In a letter to Minaj, Thor Halvorssen, president of the Human Rights Foundation, wrote that, "the payment you are receiving from your Angolan sponsors is the result of government corruption and human rights violations." She is scheduled to perform on Saturday in the southern African nation at a Christmas festival sponsored by Unitel, a phone company owned by the daughter of Angolan dictator José Eduardo dos Santos.
During their brutal three-decade authoritarian rule, the dos Santos family has exploited Angola’s diamond and oil wealth to amass an illegitimate fortune while maintaining control over all branches of the government, the military, and civil society. Dos Santos has made it his policy to harass, imprison, or kill politicians, journalists, and activists who protest his rule.
In Angola, independent media are subject to systematic legal and physical persecution. Journalists are routinely arrested, beaten, and even disappeared when covering corruption matters and exposing the dos Santos criminal enterprise. Beyond censoring through violence, the Angolan regime owns the only national radio station, controls the only daily newspaper, and exerts control over Angola’s television stations. Artists such as yourself are not allowed to freely express their opinions in Angola, where criticizing the government is a crime punishable with fines and imprisonment.
He added that several nonviolent activists, including one hip-hop star, have been persecuted in Angola:

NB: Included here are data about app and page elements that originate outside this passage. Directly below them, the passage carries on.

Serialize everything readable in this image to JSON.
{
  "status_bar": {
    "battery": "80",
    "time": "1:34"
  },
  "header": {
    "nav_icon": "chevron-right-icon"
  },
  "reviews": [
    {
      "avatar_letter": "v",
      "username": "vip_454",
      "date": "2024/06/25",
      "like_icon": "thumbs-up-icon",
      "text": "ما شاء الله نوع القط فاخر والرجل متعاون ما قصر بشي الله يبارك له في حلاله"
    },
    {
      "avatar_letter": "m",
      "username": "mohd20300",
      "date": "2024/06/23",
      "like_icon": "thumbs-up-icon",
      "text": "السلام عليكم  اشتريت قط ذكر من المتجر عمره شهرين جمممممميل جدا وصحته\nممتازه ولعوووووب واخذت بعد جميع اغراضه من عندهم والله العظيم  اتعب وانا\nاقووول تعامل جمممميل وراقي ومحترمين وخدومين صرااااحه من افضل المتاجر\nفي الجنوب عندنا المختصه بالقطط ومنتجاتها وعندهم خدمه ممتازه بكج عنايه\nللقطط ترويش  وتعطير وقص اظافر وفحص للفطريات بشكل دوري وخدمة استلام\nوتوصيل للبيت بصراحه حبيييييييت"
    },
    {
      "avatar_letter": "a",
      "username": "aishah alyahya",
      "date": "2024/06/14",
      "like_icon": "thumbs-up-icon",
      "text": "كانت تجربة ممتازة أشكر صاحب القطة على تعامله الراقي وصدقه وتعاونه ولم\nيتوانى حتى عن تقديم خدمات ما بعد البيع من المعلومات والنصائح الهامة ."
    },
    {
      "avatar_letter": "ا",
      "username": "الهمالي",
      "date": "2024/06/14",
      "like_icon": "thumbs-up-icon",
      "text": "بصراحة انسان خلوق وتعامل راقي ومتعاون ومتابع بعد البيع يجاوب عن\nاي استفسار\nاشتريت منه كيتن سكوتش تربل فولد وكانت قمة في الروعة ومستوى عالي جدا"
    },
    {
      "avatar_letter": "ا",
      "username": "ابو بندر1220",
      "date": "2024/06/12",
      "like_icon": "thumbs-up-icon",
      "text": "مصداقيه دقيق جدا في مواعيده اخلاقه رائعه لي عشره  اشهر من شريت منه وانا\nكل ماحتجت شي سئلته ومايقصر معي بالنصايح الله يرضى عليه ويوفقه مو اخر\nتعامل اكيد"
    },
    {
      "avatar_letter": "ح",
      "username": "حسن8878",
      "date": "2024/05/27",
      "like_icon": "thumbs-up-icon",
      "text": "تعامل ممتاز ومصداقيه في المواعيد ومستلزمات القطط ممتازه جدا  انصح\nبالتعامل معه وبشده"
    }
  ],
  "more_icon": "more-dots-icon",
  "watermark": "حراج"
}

The dos Santos regime’s ongoing crackdown on dissent is well illustrated by a current trial against 17 peaceful activists in Angola. The 17 individuals, including Angolan hip-hop and rapper star Luaty Beirão, were arrested and detained in June 2015 in the city of Luanda after attending a meeting to discuss democracy and non-violence. Specifically, they discussed Gene Sharp’s book "From Dictatorship to Democracy," a guide to nonviolent resistance. These activists were jailed for more than 90 days without being formally notified of the charges they were facing. And now they will be tried on charges of plotting to overthrow the Angolan government.